Essay About How I Fought Depression
How to Fight Depression: A First-Hand Account
I stepped onto the podium and lowered my head as a man slipped a bronze medal around my neck. My five years of training had landed me at bronze at the USA Taekwondo Nationals.
My coach was intense, but so was I.
My mornings began with an hour long stretch and yoga at five A.M. before driving forty minutes to school. At lunchtime, I went onto the school track for a killer three mile run. It was killer, not in a good way, because running, to me, makes no sense. It seemed so pointless, with no technique to improve at and nothing to think about. I believed that only two types of people run: those who were extremely passionate about something, and those who were masochistic. I’m still not clear on which one I was.
After school, I drove forty minutes to my Taekwondo school and began my training. An hour of conditioning, an hour of core exercises, a thirty minute break, followed by technique training. Like I said, it was intense, but so was I.
I thrived. I loved the pain and the gain, and I loved my coach and teammates. I guess I was both passionate and masochistic.
High school graduation, where I was awarded with the music department’s award of “Best Musician” and featured in the yearbook. After ten years of working on my silvery flute tone, I premiered “Miniatures: Overture” by Bill Robinson in my quaint woodwind quintet, being the only non-professional and teenage group to perform in the concert. My group was featured on the front page of our city newspapers, five smiling high school students, me holding hands with my four best friends and musical soul mates. My musical achievements were highlighted for my city to see.
I didn’t play so that I could prove to my townspeople that I was the best and most talented, because I am most definitely not. I didn’t play so my friends would gawk at my skill. I played so that I could hear the whispering melodies in my ears and sway to the tunes. I got lost in my sound and forgot everything else.
Let’s pause. There is more than sufficient evidence pointing to a happy, promising, fulfilled teenager. Remember that.
Second semester of college began, and I gave up taekwondo and flute to focus on school. COVID-19 hit, but I had different worries. I hadn’t slept in two days, and my hands shook constantly so that it was nearly impossible to type and write. I fell or became exhausted nearly every ten steps, and walking to class became a nearly impossible feat. I was tired all the time, sometimes napping for eight hours at a time, eating, and then sleeping for the night, because sleeping felt like a release. It was a way to fast forward to the next day, when hopefully things would be better. Being awake was too much work.
I had extreme eye spasms where my eyes tried to roll to the back of my head. I spent many nights at the emergency room, but the doctors were at a loss. They shot me up with some morphine and diazepam and sent me home. I was in immense fear that I would have an episode and fall down the stairs, and I was terrifies of leaving my dorm room.
How did this happen?

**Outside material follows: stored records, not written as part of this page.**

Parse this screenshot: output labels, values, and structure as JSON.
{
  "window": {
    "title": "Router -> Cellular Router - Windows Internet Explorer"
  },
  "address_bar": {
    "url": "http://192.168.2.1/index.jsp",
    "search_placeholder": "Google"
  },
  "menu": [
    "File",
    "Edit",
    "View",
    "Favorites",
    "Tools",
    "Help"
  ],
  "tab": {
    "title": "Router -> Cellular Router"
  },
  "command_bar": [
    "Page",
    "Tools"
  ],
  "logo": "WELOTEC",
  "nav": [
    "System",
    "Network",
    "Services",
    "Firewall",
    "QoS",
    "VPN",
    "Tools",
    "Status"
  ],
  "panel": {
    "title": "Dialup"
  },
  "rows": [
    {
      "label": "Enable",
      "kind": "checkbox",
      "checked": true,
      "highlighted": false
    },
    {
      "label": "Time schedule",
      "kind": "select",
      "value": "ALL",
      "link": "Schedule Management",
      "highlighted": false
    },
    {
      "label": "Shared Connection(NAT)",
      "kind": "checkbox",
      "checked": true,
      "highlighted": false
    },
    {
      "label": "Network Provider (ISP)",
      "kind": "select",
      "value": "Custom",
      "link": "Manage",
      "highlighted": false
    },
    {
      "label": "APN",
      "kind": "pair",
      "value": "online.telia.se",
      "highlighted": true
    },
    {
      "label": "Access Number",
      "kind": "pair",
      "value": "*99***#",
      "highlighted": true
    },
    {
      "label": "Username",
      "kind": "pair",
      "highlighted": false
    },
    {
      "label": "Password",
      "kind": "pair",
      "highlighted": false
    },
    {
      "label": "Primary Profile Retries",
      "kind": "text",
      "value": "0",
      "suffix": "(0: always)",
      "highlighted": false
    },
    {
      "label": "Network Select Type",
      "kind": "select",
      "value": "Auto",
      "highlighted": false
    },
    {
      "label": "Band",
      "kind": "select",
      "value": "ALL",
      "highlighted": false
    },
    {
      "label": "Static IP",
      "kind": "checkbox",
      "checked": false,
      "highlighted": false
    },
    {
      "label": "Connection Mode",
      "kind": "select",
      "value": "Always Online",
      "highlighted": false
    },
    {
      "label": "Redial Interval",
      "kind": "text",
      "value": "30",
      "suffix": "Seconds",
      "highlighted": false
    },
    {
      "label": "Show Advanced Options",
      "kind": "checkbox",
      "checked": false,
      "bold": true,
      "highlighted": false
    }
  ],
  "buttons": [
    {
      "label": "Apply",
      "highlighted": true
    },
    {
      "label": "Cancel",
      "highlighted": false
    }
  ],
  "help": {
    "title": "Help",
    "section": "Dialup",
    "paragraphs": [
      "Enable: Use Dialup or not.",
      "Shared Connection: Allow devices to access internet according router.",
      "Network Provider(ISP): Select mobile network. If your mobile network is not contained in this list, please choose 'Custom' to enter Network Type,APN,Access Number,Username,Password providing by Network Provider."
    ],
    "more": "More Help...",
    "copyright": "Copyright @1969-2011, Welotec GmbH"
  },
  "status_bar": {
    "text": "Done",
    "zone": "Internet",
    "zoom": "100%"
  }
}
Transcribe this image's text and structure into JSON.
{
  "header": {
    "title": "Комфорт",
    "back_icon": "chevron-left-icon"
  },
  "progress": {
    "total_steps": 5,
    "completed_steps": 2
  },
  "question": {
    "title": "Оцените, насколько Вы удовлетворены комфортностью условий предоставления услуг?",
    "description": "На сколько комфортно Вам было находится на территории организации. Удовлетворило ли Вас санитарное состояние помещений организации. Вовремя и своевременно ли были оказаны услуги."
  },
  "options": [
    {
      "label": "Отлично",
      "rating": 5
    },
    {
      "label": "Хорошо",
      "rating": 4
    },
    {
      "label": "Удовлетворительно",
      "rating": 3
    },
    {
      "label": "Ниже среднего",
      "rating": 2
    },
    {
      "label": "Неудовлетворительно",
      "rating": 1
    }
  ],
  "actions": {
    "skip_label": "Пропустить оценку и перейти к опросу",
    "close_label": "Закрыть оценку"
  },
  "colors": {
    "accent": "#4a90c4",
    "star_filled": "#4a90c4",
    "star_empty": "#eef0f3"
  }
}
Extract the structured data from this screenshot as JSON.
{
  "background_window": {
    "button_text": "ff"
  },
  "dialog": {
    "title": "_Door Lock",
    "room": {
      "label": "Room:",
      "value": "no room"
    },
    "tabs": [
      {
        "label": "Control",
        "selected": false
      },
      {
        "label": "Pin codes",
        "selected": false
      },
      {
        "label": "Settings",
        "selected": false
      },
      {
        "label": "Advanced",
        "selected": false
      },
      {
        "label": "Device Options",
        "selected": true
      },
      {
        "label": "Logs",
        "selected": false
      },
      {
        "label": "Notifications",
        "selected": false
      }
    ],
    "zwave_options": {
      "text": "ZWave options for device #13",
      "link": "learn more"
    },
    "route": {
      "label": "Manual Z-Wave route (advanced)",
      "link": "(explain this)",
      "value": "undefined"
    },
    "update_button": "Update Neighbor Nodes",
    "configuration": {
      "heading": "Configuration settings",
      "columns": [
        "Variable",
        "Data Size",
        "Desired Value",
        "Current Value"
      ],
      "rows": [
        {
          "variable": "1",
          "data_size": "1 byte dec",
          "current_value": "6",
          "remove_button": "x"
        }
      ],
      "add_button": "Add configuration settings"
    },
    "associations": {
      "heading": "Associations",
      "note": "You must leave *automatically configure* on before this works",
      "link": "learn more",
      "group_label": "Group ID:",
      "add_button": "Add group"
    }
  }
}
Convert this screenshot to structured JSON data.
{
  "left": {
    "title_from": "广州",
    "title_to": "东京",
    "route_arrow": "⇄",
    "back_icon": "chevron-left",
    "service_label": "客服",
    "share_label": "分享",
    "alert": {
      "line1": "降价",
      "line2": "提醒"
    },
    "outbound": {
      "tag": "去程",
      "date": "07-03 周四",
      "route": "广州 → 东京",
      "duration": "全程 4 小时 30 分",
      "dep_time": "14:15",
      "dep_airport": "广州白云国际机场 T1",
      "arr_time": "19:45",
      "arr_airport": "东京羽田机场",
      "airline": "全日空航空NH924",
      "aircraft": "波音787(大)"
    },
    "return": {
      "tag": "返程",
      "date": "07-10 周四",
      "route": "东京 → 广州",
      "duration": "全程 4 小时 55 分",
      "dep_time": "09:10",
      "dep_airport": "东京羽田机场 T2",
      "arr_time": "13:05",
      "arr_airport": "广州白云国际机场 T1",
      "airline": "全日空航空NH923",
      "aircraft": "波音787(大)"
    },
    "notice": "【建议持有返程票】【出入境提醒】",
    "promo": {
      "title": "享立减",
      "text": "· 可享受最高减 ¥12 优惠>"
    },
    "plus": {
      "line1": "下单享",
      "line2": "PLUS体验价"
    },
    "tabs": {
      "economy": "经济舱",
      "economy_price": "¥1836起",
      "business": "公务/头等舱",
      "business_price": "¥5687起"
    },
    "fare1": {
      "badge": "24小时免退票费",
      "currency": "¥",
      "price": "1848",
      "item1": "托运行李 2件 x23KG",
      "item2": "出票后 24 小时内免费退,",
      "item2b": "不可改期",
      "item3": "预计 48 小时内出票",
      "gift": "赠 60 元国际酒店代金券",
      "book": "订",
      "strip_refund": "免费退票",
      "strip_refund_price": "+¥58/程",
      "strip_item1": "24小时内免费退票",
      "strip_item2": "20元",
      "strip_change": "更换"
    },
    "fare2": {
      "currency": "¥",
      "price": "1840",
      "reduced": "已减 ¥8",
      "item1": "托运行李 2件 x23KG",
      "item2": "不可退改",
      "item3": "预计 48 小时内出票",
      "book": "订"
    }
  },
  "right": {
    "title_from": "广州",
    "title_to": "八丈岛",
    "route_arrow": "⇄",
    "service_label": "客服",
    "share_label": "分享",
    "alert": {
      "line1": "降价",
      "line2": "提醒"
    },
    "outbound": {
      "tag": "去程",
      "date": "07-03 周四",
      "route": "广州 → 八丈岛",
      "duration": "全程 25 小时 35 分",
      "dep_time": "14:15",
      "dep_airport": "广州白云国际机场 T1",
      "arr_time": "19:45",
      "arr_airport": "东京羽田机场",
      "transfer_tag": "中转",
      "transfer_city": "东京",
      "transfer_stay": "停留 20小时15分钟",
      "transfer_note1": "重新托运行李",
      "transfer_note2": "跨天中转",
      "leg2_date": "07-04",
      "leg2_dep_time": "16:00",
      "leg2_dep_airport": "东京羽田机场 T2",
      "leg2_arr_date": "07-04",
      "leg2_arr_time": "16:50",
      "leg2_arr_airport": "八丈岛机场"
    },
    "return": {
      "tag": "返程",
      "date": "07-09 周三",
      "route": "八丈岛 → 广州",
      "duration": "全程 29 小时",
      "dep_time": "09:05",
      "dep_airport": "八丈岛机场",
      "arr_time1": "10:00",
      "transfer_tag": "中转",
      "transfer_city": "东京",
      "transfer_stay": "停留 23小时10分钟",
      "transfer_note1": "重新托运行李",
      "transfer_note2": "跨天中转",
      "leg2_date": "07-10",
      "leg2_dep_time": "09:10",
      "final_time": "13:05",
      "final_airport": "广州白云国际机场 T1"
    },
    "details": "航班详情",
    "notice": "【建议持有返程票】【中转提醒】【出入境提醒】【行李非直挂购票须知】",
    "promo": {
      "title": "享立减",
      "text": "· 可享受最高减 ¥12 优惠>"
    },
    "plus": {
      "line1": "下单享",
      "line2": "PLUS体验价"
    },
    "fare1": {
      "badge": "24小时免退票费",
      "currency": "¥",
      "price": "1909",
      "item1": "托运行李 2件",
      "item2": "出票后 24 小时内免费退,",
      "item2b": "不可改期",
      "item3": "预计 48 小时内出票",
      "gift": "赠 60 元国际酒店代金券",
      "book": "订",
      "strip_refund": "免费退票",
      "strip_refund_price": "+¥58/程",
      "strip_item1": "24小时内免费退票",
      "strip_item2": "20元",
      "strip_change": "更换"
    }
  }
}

I was more than healthy. I exercised frequently, ate well, participated in social activities, and did my schoolwork. I felt fulfilled, but something was wrong.
I had been ignoring my inner voice. I had ignored the thoughts that drifted sleepily across my mind at night, telling me that I wasn’t enough.
“It would be better if it ended.”
“There’s no point.”
“I want to feel something.”
“Get a knife. Get in your car. Get in the bathtub. Get some pills.”
I was diagnosed with Major Depressive Disorder and General Anxiety. Little did I know, but these issues plagued my mother as well, and they appeared partially genetic. I began therapy and medication.
When I quit taekwondo and flute, I had lost my goals and passions. I felt as though I had nothing to do, and I was simply wasting my time and my parent’s hard earned money. My status as a former satellite baby, a common tradition in Chinese culture for parents to send children away to distant family members for the first few years, had affected my relationships with my family and friends. I had attachment and trust issues, and I had found it difficult to form meaningful relationships with my college peers, because I no longer had my loved communities of music and taekwondo.
Along with my personal dilemmas, Chinese culture was a major factor in my depression and anxiety. My parents, both Chinese immigrants, did little to believe that mental illness is real, even though my mother suffers from depression as well. She laughed with her friends when her doctors gave her antidepressants, saying that they just want an excuse to sell people more drugs. She argued with me, telling me not to take my medications, because they alter my personality.
After seeing my condition worsen over the next two months, my mother caved. We had seen all the neurologists and nobody had any idea. Finally, she agreed that my medications and therapy would be best.
Within two months, I was up and off my butt. I started going on rubens and picking up my flute. Spent less and less time in bed and opted for baking cookies and long walks. My spark for life returned.
Through my struggles, I decided to study psychology. It became my new passion. I read books and took classes and consulted my therapist. I got lost in finding new psychology tricks to try on my new community of friends.
Depression is real, and it can happen to the healthiest of us. It sneaks up on you, and there’s little way to heal except to accept it and face it head on. There’s no napping through it, as I tried. There’s no denying it. You have to listen to yourself. Don’t ignore the fleeting thoughts that are so deep in your mind they’re nearly invisible. They’re there for a reason, and they won’t disappear until you make them go away.
Here’s how to fight depression: